The theme of death as rebirth runs throughout many of the great films that deal with the subject, continuing the great lineage of myth and poesy throughout the ages the symbols of which bring us into contact with these mysteries, allowing us to partake of the vivifying energy of the reality in question. Art, if it is devotional and true, is therefore able to make the mystery of death live-giving, bringing to us a glimpse of the mystery of the resurrection that lies at the heart of all the great spiritual traditions of humankind.
A particularly poetic and lovely example of this theme on film is Wim Wenders' Himmelen über Berlin (rather strangely translated as Wings of Desire) where an angel played by Bruno Ganz "falls" (dies) for love, becoming human, passing over into another state of existence, the journey of which is extremely painful and frightening. Yet this death allows him to experience elements of reality he could only heretofore imagine (wonderfully conveyed by the late Peter Falk: "To drink coffee, and to smoke. And if you do it together... it's beautiful."). There is something deeply Christian, in the best possible way, about Wenders' film. It conveys the physicality of death, counter to the teachings of many Eastern religions as well as the ancient Greek philosophers such as Plato, that death is a blessing because the soul is released from its nefarious prison, the body. Instead Wenders turns the equation on its head, showing a disembodied spirit dying and gaining a body, gaining physicality, sensation and limitation. The notion of an incarnate God and a resurrection of the body is so difficult to comprehend (it was considered nothing less than grotesque by the ancient Greeks) that even many Christians don't attempt to face up to it, preferring to believe in souls "going to heaven" (as vague a metaphysical claim as they get). Primarily Christianity teaches the sanctity of matter, that spirit and matter, divine and human have become one, forever connected in and through the mystery of the God-man, Jesus Christ. Wenders, though not tackling these issues explicitly, allows for a spiritual entryway into meditating on these mysteries through his beautiful film, the script of which was deeply inspired by Rilke, one of the greatest poet/philosophers of the Western world.

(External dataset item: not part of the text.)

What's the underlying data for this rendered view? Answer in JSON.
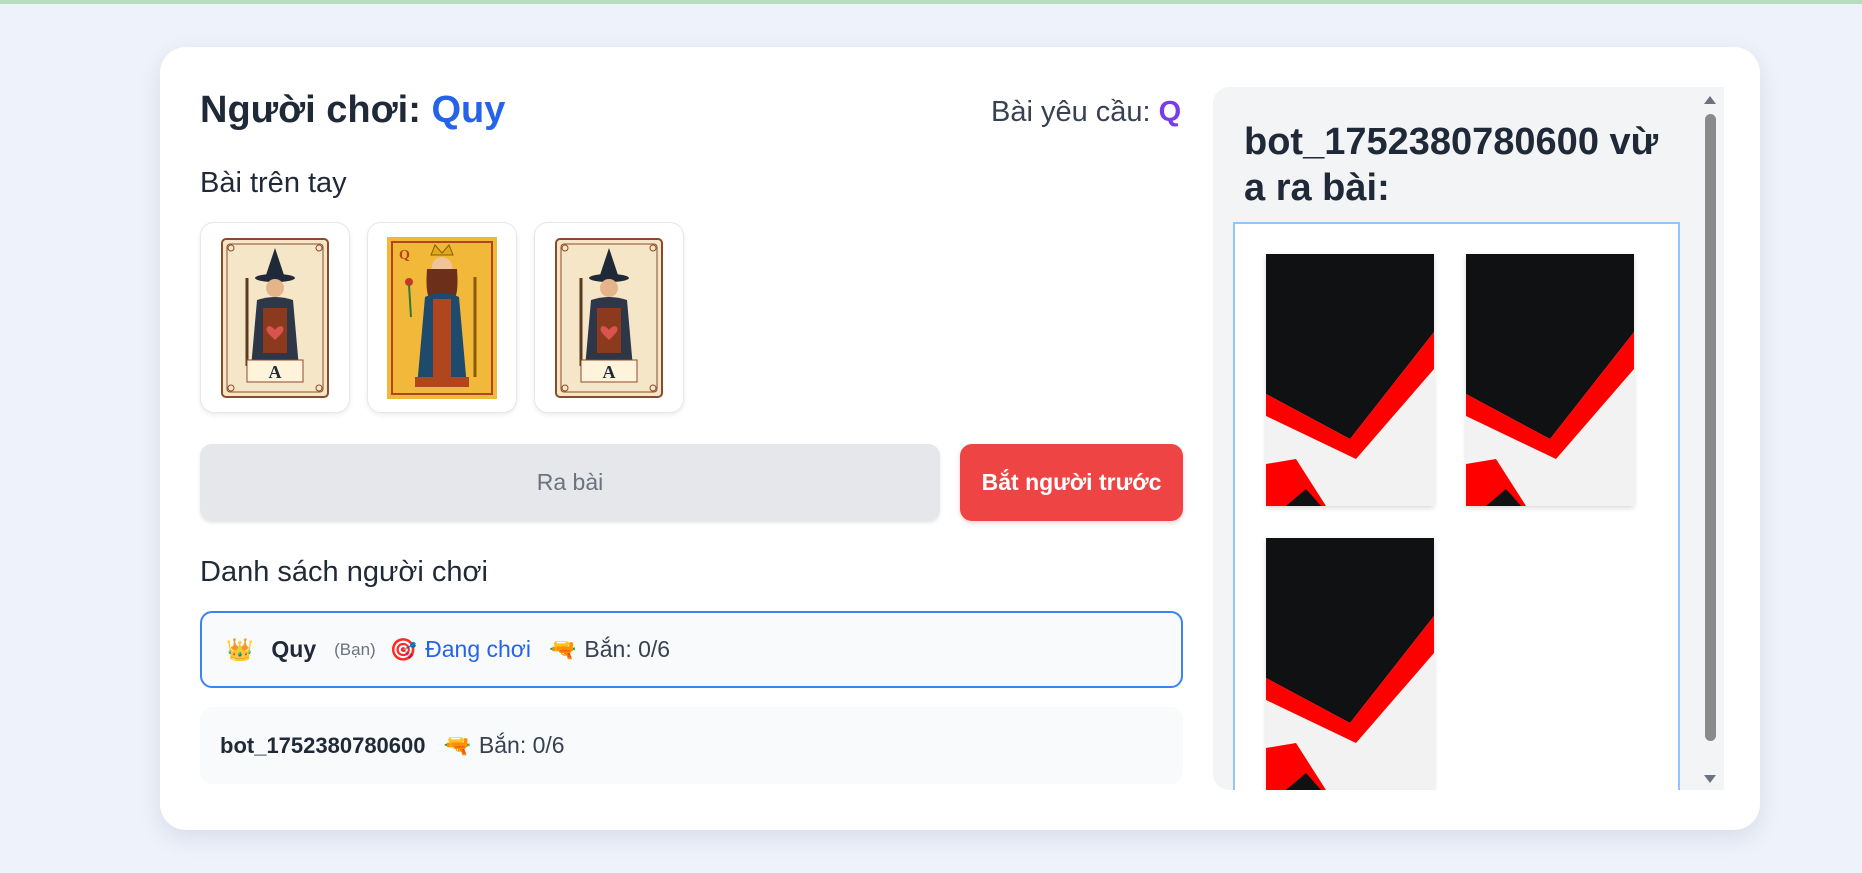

A final film worth considering in this context is Carl Theodor Dreyer's Ordet (The Word). Deeply influenced by the works of Kierkegaard (one of the characters seemingly goes insane after reading the works of Kierkegaard and thinks himself to be Jesus) the film is a kind of dialectic where life and death form not opposites but rather two ways in which the same mystery can be approached. The two religious sects portrayed in the film, one representing death, the other life, are both caricatures of true spirituality and it is only in the person (as opposed to the doctrine, the teaching - læren) that the paradox of these two poles can be reconciled and lived out. Johannes, the Jesus figure who represents resurrection both literally and figuratively, is able to reconcile reason and faith, life and death through a certain way of being a person, of opening himself up to the philosophical and spiritual exploration that is necessary for the fulfillment of our human potential, our capacity to rise beyond our desire and need for material comfort, leisure and entertainment and to become truly spiritual beings. The last scene of the film remains among the most powerful ever filmed, the kind of moment that could only be fully conveyed through the medium of cinema and a testament to the devotional character of the art.